= Task item =
The data below should be printed in full, exactly, and without any of its images.

Website and app data records
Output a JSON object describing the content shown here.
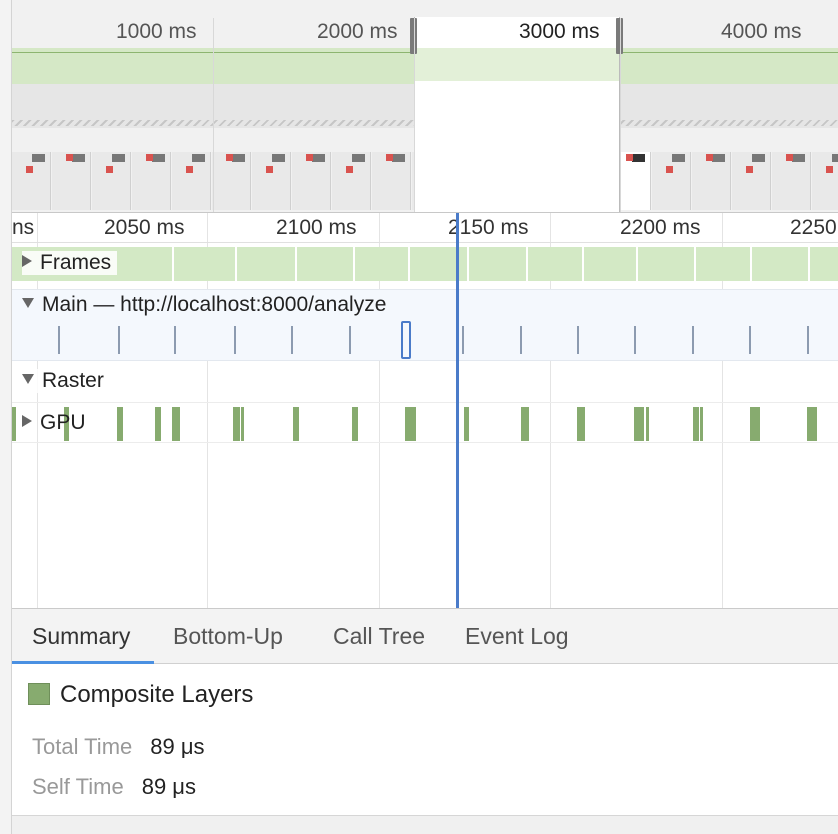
{
  "overview": {
    "ruler_labels": [
      "1000 ms",
      "2000 ms",
      "3000 ms",
      "4000 ms"
    ]
  },
  "flame": {
    "ruler_labels": [
      "ns",
      "2050 ms",
      "2100 ms",
      "2150 ms",
      "2200 ms",
      "2250"
    ],
    "tracks": {
      "frames": "Frames",
      "main": "Main — http://localhost:8000/analyze",
      "raster": "Raster",
      "gpu": "GPU"
    }
  },
  "details": {
    "tabs": [
      "Summary",
      "Bottom-Up",
      "Call Tree",
      "Event Log"
    ],
    "active_tab": "Summary",
    "event_name": "Composite Layers",
    "total_time_label": "Total Time",
    "total_time_value": "89 μs",
    "self_time_label": "Self Time",
    "self_time_value": "89 μs",
    "swatch_color": "#87ab6f"
  }
}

= Your response =
Output a JSON object describing the content shown here.
{
  "overview": {
    "ruler_labels": [
      "1000 ms",
      "2000 ms",
      "3000 ms",
      "4000 ms"
    ]
  },
  "flame": {
    "ruler_labels": [
      "ns",
      "2050 ms",
      "2100 ms",
      "2150 ms",
      "2200 ms",
      "2250"
    ],
    "tracks": {
      "frames": "Frames",
      "main": "Main — http://localhost:8000/analyze",
      "raster": "Raster",
      "gpu": "GPU"
    }
  },
  "details": {
    "tabs": [
      "Summary",
      "Bottom-Up",
      "Call Tree",
      "Event Log"
    ],
    "active_tab": "Summary",
    "event_name": "Composite Layers",
    "total_time_label": "Total Time",
    "total_time_value": "89 μs",
    "self_time_label": "Self Time",
    "self_time_value": "89 μs",
    "swatch_color": "#87ab6f"
  }
}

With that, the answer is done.